DECATUR, Ala. – Vaccines highlighted Monday’s COVID-19 update from Morgan County officials.
Decatur City Council President Jacob Ladner started the briefing by reminding the community about three helplines for those who may have trouble registering online for a vaccine.
- Westmeade Baptist Church (256) 353-2490, open 9:30 a.m. – 4:30 p.m. Monday-Thursday
- Epic Church – (256) 584-7080, open 8 a.m. – 4 p.m. Monday-Thursday
- Rotary Club of Decatur – (256) 303-1123, open 8 a.m. – 5 p.m. Monday-Friday
Ladner also gave an update on COVID-19 case numbers across the county – 11,766 Morgan County residents have tested positive for COVID-19 since March 2020, with a 14-day average positivity rate of 3.72%.
Decatur-Morgan Hospital President Kelli Powers said as of now there are five inpatients with COVID-19; two in intensive care, and one of the two was on a ventilator.
Powers said even with the reduced numbers, the hospital is still seeing patients who are waiting until the last minute to seek medical care.

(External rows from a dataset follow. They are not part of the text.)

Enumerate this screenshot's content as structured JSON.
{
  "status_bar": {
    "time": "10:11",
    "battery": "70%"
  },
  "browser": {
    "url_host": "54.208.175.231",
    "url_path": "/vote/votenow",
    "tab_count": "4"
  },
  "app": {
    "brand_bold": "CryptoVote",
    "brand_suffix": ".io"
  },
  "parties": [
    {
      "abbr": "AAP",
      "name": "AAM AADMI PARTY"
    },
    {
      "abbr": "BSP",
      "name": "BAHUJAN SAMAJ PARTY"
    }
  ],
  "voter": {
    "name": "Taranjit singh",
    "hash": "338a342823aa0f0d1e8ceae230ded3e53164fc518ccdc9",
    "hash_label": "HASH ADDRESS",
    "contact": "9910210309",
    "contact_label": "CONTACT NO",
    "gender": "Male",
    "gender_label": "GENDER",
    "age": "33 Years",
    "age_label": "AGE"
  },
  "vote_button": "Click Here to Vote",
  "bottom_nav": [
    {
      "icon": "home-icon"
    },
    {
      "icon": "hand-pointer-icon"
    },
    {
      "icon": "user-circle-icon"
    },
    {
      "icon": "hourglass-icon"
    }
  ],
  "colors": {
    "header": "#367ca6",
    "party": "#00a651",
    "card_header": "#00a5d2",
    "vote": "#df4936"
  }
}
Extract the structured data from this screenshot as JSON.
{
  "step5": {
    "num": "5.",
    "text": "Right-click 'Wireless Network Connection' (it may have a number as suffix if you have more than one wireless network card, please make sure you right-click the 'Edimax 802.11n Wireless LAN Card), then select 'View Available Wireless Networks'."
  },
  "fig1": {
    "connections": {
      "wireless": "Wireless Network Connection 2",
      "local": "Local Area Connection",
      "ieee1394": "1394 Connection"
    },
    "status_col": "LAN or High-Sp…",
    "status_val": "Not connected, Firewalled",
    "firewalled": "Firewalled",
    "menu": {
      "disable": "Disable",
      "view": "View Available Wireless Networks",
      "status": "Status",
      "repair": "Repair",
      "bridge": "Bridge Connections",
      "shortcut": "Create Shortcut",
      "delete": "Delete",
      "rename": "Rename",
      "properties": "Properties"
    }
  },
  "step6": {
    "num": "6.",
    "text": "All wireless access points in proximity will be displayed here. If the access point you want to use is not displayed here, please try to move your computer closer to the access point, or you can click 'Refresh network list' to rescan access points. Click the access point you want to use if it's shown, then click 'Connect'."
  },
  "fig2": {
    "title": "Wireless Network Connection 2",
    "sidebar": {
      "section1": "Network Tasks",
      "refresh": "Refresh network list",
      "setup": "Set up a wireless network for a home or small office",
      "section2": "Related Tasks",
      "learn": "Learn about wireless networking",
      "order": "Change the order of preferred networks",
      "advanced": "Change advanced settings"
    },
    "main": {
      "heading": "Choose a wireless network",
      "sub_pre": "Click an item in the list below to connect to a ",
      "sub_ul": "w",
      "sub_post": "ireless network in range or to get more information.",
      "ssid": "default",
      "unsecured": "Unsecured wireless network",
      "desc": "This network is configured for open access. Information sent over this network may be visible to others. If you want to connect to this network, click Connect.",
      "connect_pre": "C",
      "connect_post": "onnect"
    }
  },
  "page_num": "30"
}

She discouraged this behavior, citing monoclonal antibodies for those with high-risk conditions, as well as other treatments to help those seeking care.
With vaccine eligibility opening to all Alabama residents age 16 and older Monday, Powers said the hospital is receiving more vaccine shipments every week – the hospital has given almost 17,000 doses of the Pfizer vaccine to date.
Judy Smith with the Alabama Department of Public Health said vaccine supply in the area is looking good too.
“right now there should be no reason that you cannot get a vaccine if you need it, if you’re 16 and older,” Smith said in reference to the Decatur-Morgan County area.
Good news about supply aside, Smith said the county has totaled more than 14,000 COVID-positive cases. She said that is about one in every 10 residents.
“There are 266 people who have died, and I will tell you one of those deaths was yesterday. 13 of those deaths was in March. So it’s not over,” Smith said.
Powers and Smith said clinics are beginning to run into a problem now that the vaccine is more widely available; as people make an appointment with the first place that calls them back, they forget to cancel with other places the registered with, leaving clinics with doses that must be used or otherwise wasted.
Smith suggested those who are having trouble getting appointments to contact local hospitals or local county health departments and see if they have any extra doses they need to give out.
Smith said if they do, they have around 30 minutes to administer the dose before it spoils.
For those 16 or 17 years old, the Pfizer vaccine is the only option authorized for vaccination as of Monday, and the county health departments are NOT using the Pfizer vaccine. In Morgan County, local pharmacies and Decatur-Morgan Hospital do use Pfizer.
Smith pointed the public to vaccinefinder.org, a site that allows anyone to search for clinics near them – even clinics offering a specific vaccine.
However, State Health Officer Dr. Scott Harris previously advised those 18 and older to take the first vaccine they can get, regardless of which one it is.
Powers said Alabama has not seen a surge in cases in the recent weeks, but she fears for what the near future could hold:
“With lifting the mask mandate this week, I think we may see a surge so if you haven’t been vaccinated I still suggest you wear your mask, social distance, and stay away from people until you’re vaccinated,” Powers said.
She and Smith agree getting vaccinated is a way to protect yourself after the mandate is lifted. Until then, they high recommend continuing to follow CDC guidelines.
Ladner and the rest of the city council will vote on whether or not to repeal the city’s mask policy in conjunction with Governor Ivey’s mask expiration at a city council meeting Monday night.
“Let’s continue to be responsible with our distancing and masking, that’s probably going to become something that’s up to each individual person to do,” he said.